> [Description of the task]: Set down each entry below exactly as written, keeping the pictures out.

> [Material for this exercise]:
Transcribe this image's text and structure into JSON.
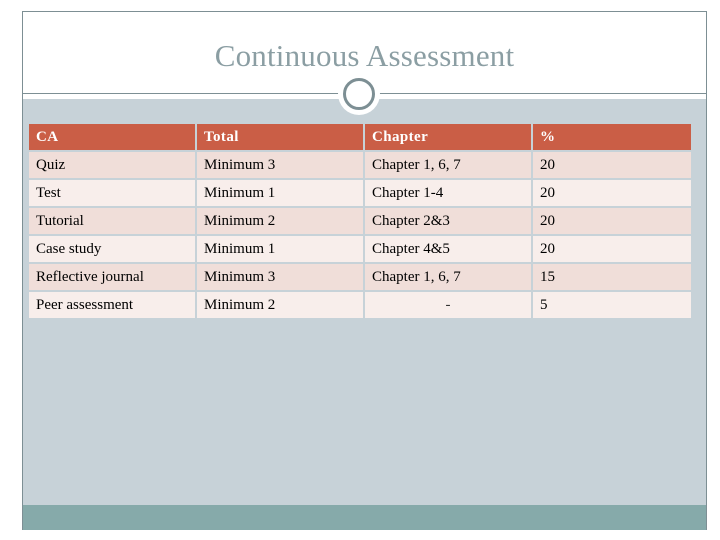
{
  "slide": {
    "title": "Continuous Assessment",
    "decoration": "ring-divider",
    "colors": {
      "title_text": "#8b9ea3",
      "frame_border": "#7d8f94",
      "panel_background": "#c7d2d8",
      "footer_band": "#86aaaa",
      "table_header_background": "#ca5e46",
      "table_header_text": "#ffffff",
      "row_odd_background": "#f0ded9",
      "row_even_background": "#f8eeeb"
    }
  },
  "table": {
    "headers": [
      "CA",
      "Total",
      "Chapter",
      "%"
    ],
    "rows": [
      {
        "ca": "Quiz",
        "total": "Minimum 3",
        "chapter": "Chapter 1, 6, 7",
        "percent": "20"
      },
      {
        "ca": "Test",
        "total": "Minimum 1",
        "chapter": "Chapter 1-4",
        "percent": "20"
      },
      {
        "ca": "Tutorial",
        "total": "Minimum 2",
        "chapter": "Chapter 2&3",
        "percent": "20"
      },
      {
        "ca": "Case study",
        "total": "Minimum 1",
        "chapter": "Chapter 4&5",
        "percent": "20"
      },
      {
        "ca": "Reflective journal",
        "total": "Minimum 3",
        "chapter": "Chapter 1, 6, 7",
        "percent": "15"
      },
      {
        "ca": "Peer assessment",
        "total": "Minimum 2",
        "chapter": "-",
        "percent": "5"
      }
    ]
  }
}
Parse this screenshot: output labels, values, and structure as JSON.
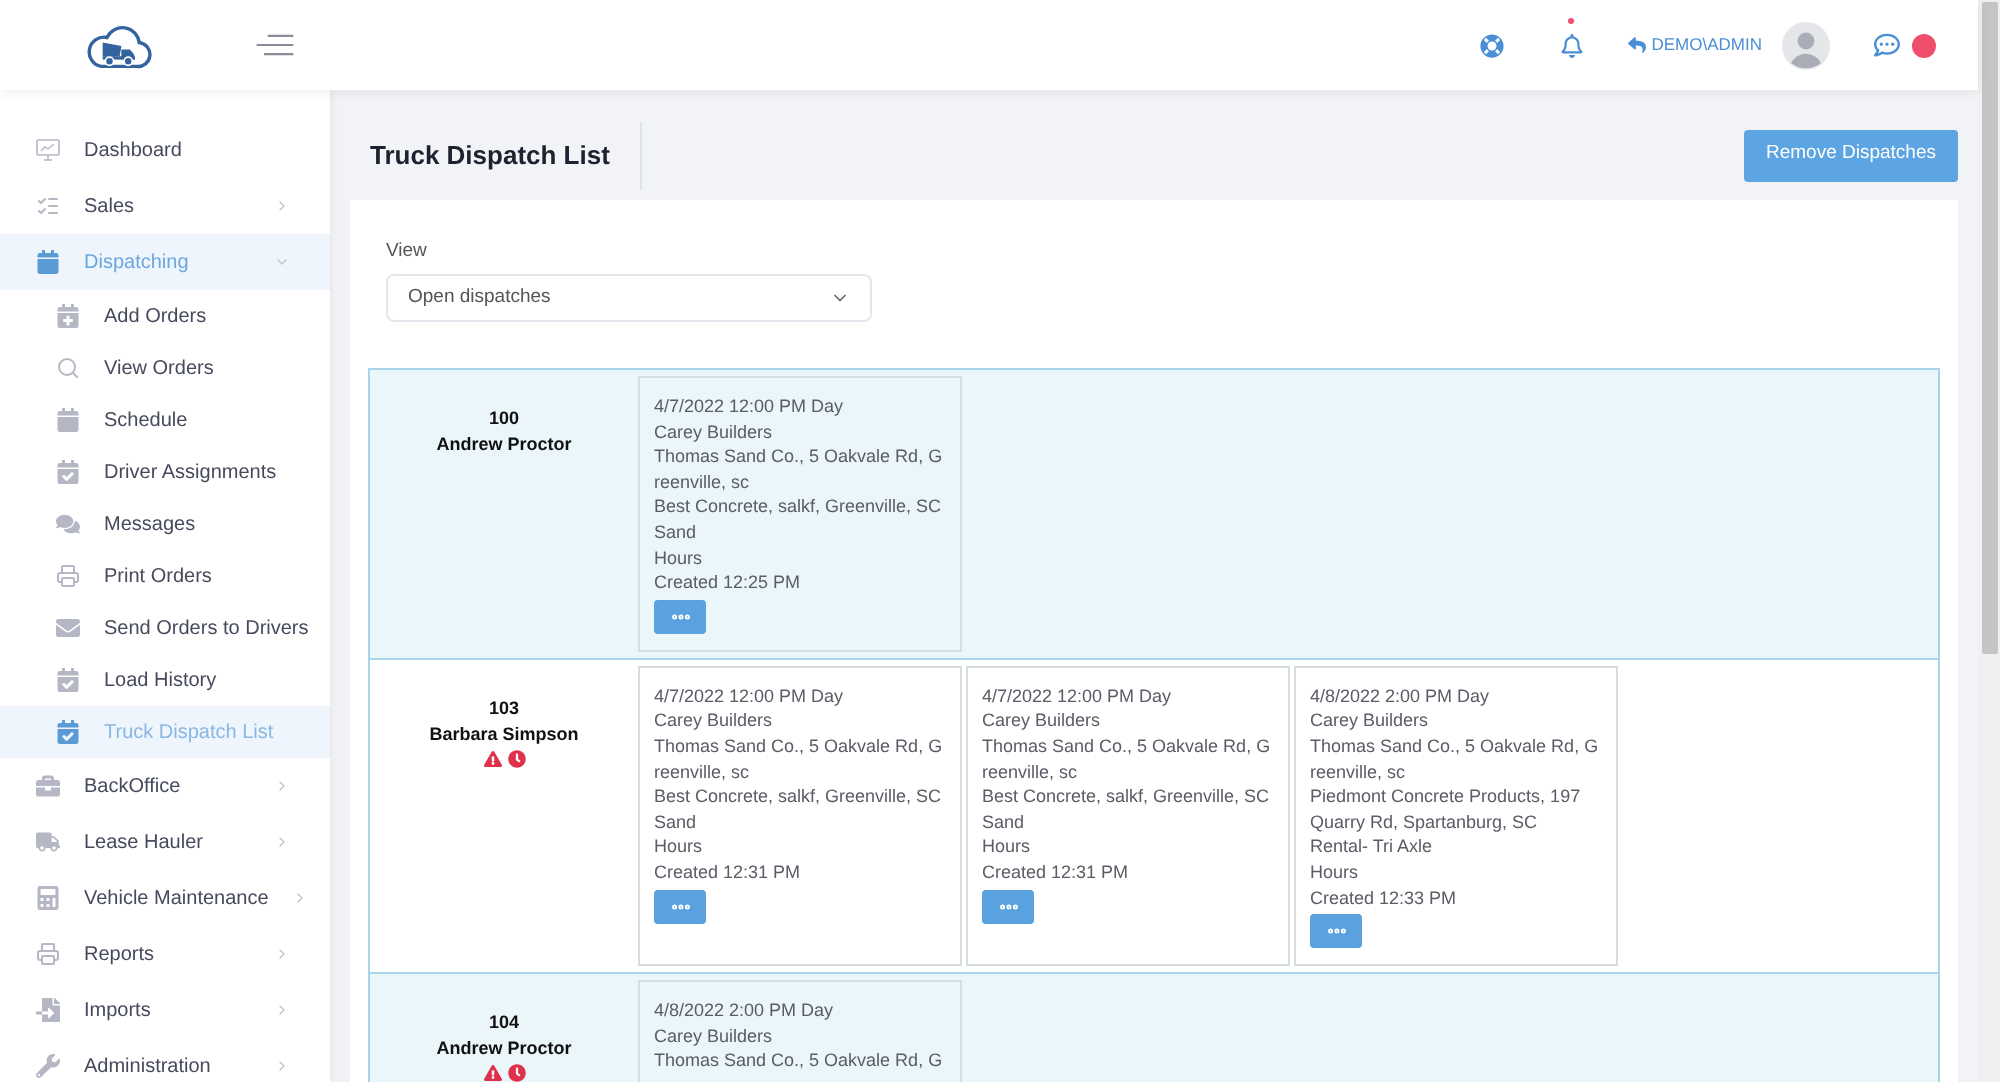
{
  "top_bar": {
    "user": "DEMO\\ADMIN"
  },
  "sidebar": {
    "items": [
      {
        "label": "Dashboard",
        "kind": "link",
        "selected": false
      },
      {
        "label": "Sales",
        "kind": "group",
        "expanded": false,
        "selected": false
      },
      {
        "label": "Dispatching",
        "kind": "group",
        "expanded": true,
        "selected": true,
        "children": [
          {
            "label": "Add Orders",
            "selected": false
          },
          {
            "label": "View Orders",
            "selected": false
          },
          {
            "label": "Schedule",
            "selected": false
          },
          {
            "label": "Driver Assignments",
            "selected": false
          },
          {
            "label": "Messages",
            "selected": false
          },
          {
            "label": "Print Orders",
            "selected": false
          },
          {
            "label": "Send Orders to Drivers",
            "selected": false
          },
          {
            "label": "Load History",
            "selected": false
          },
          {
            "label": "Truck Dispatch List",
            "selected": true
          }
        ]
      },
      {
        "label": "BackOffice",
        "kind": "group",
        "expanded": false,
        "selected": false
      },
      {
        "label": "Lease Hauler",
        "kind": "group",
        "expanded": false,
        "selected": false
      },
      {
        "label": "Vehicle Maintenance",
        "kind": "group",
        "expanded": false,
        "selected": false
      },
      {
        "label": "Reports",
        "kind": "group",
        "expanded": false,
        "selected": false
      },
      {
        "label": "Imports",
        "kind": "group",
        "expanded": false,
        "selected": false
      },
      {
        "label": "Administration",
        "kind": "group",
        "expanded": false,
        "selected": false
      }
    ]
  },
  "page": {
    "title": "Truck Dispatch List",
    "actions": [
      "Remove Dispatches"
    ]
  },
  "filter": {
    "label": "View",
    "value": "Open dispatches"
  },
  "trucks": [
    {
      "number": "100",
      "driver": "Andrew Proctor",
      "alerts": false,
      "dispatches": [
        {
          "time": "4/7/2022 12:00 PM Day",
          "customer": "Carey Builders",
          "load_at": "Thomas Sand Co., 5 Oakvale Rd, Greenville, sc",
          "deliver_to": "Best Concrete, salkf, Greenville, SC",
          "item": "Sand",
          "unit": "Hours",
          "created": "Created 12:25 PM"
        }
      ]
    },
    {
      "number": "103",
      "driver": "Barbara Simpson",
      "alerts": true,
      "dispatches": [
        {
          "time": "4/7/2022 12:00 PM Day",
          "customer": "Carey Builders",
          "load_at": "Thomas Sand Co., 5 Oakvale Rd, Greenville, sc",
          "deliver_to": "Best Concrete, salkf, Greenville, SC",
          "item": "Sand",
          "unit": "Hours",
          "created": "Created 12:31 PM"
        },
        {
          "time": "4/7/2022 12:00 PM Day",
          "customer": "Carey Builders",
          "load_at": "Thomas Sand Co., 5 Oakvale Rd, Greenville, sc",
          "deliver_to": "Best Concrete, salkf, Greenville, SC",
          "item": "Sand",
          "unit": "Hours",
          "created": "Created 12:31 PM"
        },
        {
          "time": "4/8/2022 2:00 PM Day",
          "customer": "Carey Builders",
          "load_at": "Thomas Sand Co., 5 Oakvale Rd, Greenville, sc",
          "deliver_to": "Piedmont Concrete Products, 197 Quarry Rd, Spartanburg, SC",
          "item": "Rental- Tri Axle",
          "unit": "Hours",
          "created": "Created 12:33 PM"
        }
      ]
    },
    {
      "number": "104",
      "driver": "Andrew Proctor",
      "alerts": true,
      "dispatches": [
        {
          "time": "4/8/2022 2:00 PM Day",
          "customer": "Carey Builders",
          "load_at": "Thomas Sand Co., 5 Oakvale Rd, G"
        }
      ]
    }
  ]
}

> [The answer]:
Transcribe this image's text and structure into JSON.
{
  "slide": {
    "title": "Continuous Assessment",
    "decoration": "ring-divider",
    "colors": {
      "title_text": "#8b9ea3",
      "frame_border": "#7d8f94",
      "panel_background": "#c7d2d8",
      "footer_band": "#86aaaa",
      "table_header_background": "#ca5e46",
      "table_header_text": "#ffffff",
      "row_odd_background": "#f0ded9",
      "row_even_background": "#f8eeeb"
    }
  },
  "table": {
    "headers": [
      "CA",
      "Total",
      "Chapter",
      "%"
    ],
    "rows": [
      {
        "ca": "Quiz",
        "total": "Minimum 3",
        "chapter": "Chapter 1, 6, 7",
        "percent": "20"
      },
      {
        "ca": "Test",
        "total": "Minimum 1",
        "chapter": "Chapter 1-4",
        "percent": "20"
      },
      {
        "ca": "Tutorial",
        "total": "Minimum 2",
        "chapter": "Chapter 2&3",
        "percent": "20"
      },
      {
        "ca": "Case study",
        "total": "Minimum 1",
        "chapter": "Chapter 4&5",
        "percent": "20"
      },
      {
        "ca": "Reflective journal",
        "total": "Minimum 3",
        "chapter": "Chapter 1, 6, 7",
        "percent": "15"
      },
      {
        "ca": "Peer assessment",
        "total": "Minimum 2",
        "chapter": "-",
        "percent": "5"
      }
    ]
  }
}
Parse this screenshot: output labels, values, and structure as JSON.
{
  "top_bar": {
    "user": "DEMO\\ADMIN"
  },
  "sidebar": {
    "items": [
      {
        "label": "Dashboard",
        "kind": "link",
        "selected": false
      },
      {
        "label": "Sales",
        "kind": "group",
        "expanded": false,
        "selected": false
      },
      {
        "label": "Dispatching",
        "kind": "group",
        "expanded": true,
        "selected": true,
        "children": [
          {
            "label": "Add Orders",
            "selected": false
          },
          {
            "label": "View Orders",
            "selected": false
          },
          {
            "label": "Schedule",
            "selected": false
          },
          {
            "label": "Driver Assignments",
            "selected": false
          },
          {
            "label": "Messages",
            "selected": false
          },
          {
            "label": "Print Orders",
            "selected": false
          },
          {
            "label": "Send Orders to Drivers",
            "selected": false
          },
          {
            "label": "Load History",
            "selected": false
          },
          {
            "label": "Truck Dispatch List",
            "selected": true
          }
        ]
      },
      {
        "label": "BackOffice",
        "kind": "group",
        "expanded": false,
        "selected": false
      },
      {
        "label": "Lease Hauler",
        "kind": "group",
        "expanded": false,
        "selected": false
      },
      {
        "label": "Vehicle Maintenance",
        "kind": "group",
        "expanded": false,
        "selected": false
      },
      {
        "label": "Reports",
        "kind": "group",
        "expanded": false,
        "selected": false
      },
      {
        "label": "Imports",
        "kind": "group",
        "expanded": false,
        "selected": false
      },
      {
        "label": "Administration",
        "kind": "group",
        "expanded": false,
        "selected": false
      }
    ]
  },
  "page": {
    "title": "Truck Dispatch List",
    "actions": [
      "Remove Dispatches"
    ]
  },
  "filter": {
    "label": "View",
    "value": "Open dispatches"
  },
  "trucks": [
    {
      "number": "100",
      "driver": "Andrew Proctor",
      "alerts": false,
      "dispatches": [
        {
          "time": "4/7/2022 12:00 PM Day",
          "customer": "Carey Builders",
          "load_at": "Thomas Sand Co., 5 Oakvale Rd, Greenville, sc",
          "deliver_to": "Best Concrete, salkf, Greenville, SC",
          "item": "Sand",
          "unit": "Hours",
          "created": "Created 12:25 PM"
        }
      ]
    },
    {
      "number": "103",
      "driver": "Barbara Simpson",
      "alerts": true,
      "dispatches": [
        {
          "time": "4/7/2022 12:00 PM Day",
          "customer": "Carey Builders",
          "load_at": "Thomas Sand Co., 5 Oakvale Rd, Greenville, sc",
          "deliver_to": "Best Concrete, salkf, Greenville, SC",
          "item": "Sand",
          "unit": "Hours",
          "created": "Created 12:31 PM"
        },
        {
          "time": "4/7/2022 12:00 PM Day",
          "customer": "Carey Builders",
          "load_at": "Thomas Sand Co., 5 Oakvale Rd, Greenville, sc",
          "deliver_to": "Best Concrete, salkf, Greenville, SC",
          "item": "Sand",
          "unit": "Hours",
          "created": "Created 12:31 PM"
        },
        {
          "time": "4/8/2022 2:00 PM Day",
          "customer": "Carey Builders",
          "load_at": "Thomas Sand Co., 5 Oakvale Rd, Greenville, sc",
          "deliver_to": "Piedmont Concrete Products, 197 Quarry Rd, Spartanburg, SC",
          "item": "Rental- Tri Axle",
          "unit": "Hours",
          "created": "Created 12:33 PM"
        }
      ]
    },
    {
      "number": "104",
      "driver": "Andrew Proctor",
      "alerts": true,
      "dispatches": [
        {
          "time": "4/8/2022 2:00 PM Day",
          "customer": "Carey Builders",
          "load_at": "Thomas Sand Co., 5 Oakvale Rd, G"
        }
      ]
    }
  ]
}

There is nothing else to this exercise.